• [WHAT TO DO]
Pick every line from the data that holds the word "icon".
=== Section Start ===
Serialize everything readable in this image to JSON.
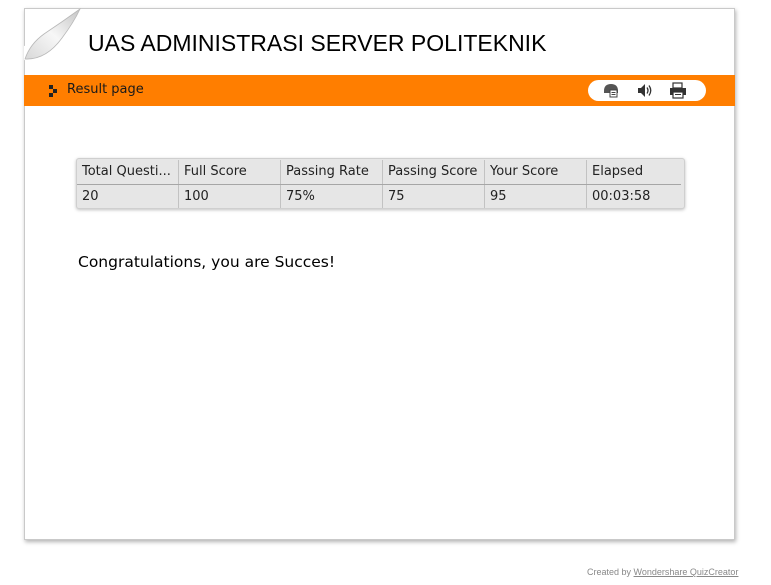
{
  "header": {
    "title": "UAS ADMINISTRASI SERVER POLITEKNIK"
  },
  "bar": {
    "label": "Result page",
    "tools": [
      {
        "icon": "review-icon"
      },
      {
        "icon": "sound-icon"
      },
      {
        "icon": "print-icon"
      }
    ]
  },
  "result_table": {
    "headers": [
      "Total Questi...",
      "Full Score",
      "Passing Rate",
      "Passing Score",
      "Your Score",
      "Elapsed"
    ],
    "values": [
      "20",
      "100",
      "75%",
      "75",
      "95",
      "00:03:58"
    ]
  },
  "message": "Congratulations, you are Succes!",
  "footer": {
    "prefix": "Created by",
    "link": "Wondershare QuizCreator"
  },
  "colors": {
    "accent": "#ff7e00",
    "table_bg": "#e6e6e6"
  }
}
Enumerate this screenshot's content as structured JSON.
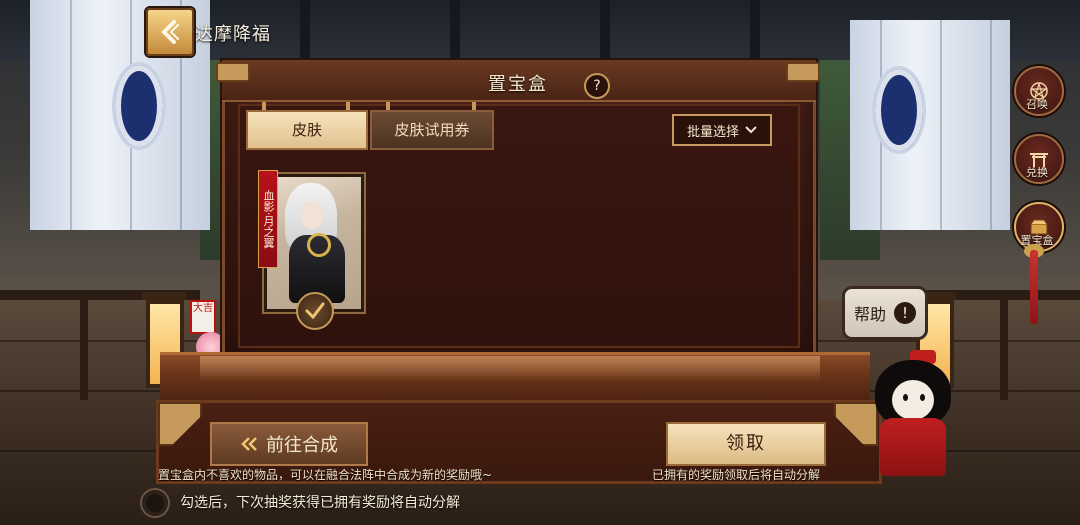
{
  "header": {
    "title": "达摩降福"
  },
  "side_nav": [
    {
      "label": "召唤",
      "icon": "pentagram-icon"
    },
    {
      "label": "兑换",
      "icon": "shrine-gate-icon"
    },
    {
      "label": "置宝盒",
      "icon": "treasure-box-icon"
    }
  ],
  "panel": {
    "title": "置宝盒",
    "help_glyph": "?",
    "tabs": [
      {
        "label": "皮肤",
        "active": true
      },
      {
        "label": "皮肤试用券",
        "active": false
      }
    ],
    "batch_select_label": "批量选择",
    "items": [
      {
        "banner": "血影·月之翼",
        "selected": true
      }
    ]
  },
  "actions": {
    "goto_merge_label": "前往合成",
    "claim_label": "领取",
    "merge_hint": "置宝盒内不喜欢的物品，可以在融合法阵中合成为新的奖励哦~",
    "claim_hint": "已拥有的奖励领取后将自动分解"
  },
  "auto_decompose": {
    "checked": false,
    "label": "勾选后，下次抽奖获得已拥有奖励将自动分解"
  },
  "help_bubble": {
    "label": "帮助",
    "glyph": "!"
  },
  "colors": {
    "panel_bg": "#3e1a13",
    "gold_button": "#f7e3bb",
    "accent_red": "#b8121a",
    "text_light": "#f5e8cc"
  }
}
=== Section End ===
• [EXERCISE ANSWER]
        "icon": "review-icon"
        "icon": "sound-icon"
        "icon": "print-icon"
      "icon": "pentagram-icon"
      "icon": "shrine-gate-icon"
      "icon": "treasure-box-icon"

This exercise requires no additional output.